One of my favourite recipes Gucchi Pulao, which holds a special place in my heart as it originates from my home region I’ve enjoyed since childhood. Gucchi Pulao as I mentioned earlier is a Kashmiri recipe that undergoes slight adaptations in every household, and it has been passed down through generations. Gucchi, or wild morels, evoke a strong sense of home for me, making this dish even more meaningful to prepare. If I can make the time to go home for lunch, another dish that I love to cook with my son is sourdough buckwheat pancakes inspired by the traditional Kisir from Ladakh or sprouted finger millet dosa (for a savoury interpretation), whilst these sound like very modern dishes, it’s rooted in tradition.

Based on my upbringing, I want to pass down my own understanding of fermentation to my son so that he feels connected to his roots. While he's only four, he's gradually taking an active interest in cooking, so I love cooking with him and teaching him processes from a young age that I learned back home. Bombay is an incredibly urban environment, but by passing on these processes from Jammu, I hope to bring him a different perspective and an inherent respect for our ancestors.

Tell us about one of the most memorable meals someone important in your life has cooked for you…

My late maternal grandmother has always been an incredibly important figure to me. Growing up, I would always prefer her cooking above anyone else's, even more than my mother's. I constantly asked her to cook for me, and I was captivated by anything she did! Now, I appreciate my mum's cooking in the same way, and I try to go back home to Jammu every three months. Living in Bombay is hectic, so returning to Jammu is something I look forward to.

Wintertime is particularly special there. There is a dish that my mum cooks called Makki ki roti and sarson ka saag, which I am always so excited for. We make it with heritage corn, which is a delicacy in the winter, and serve it alongside freshly churned white butter and sarson ka saag made from mustard that my father grows. It sounds simple, but there is a lot of technique and love that goes into it. We serve it with turnips and kohlrabi achar from the pantry. I love meals like this that are rooted in the strength of provenance and tradition. Nothing brings me more joy than dishes like this.

Taste that most make you think of home:

A combination of sweet-salty, spicy, umami and bitter, all of these flavours coming together make me think of home.

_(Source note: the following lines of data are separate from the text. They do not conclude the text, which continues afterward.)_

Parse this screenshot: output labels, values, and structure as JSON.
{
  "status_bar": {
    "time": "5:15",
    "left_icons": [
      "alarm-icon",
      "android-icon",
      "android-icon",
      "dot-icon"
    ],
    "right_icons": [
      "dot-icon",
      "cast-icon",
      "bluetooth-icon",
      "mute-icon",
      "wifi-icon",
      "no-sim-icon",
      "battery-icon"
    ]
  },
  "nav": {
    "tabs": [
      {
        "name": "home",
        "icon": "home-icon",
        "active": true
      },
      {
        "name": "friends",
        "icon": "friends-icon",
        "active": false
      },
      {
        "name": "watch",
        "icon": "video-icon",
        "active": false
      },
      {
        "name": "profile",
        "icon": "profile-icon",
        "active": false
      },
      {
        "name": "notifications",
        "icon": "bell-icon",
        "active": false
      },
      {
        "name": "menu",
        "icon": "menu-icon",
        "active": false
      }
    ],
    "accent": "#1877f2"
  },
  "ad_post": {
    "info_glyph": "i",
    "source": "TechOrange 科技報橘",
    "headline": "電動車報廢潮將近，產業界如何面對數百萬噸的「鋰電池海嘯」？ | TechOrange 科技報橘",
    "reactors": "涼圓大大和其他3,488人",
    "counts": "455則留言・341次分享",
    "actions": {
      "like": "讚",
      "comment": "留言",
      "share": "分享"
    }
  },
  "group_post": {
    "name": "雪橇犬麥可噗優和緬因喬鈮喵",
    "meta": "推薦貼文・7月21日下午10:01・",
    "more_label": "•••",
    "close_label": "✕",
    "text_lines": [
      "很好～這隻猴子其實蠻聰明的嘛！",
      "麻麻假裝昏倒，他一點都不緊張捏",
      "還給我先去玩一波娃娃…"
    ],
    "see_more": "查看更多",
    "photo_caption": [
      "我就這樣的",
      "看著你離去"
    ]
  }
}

Favourite song to cook to:

La vie en Rose, Edith Piaf

You have friends coming round for an impromptu dinner, what do you cook?

Gucchi Pulao

What do you cook when you don’t have many ingredients in the house/you haven’t been shopping yet?

I open the fridge and assess the situation and look for a miso, I’ll then go to the pantry and select a heritage variety of rice, and from here I’ll bring together a miso, a rice-based dish, using kimchi and other homemade ferments that I have stored.

Your proudest career moment to date:

My recent collaboration with Chef Ken Sakamoto at Cenci in Kyoto was incredibly special. We were seeing off hundreds of dinners and hearing people’s feedback was very heartwarming. A few guests mentioned that it was their favourite meal they’ve had which made me really happy.

Best place for a tasty dinner in your local area:

I love something casual, that can be found on the corner of a street and that tastes of home, one of my favourite spots at the moment is Swati Snacks in Mumbai.

Favourite summer lunch:

I love a bowl of Millet Khichdi and Aam Ka Achar (mango pickle) nothing smells more like summer than this. This pickle reminds me of my mum, her interpretation is delicious, and she ferments it for five weeks minimum.

Best summer cocktail/mocktail:

Jamun soda made using foraged Indian blackberry, Himalayan plum soda and peach kombucha are some of my favourites.

The ingredient you’re most looking forward to incorporating into your dishes this season:

The incredible but fleeting Mahua season, which we forage during spring. It’s a very short season, but we preserve the flowers in as many ways as we can. We ferment them in sugar with wild caraway/kosnyot from ladakh, lacto ferment, we even make a garum out of it.

Follow Vanika on Instagram @choudharyvan

Vanika's Kitchen Favourites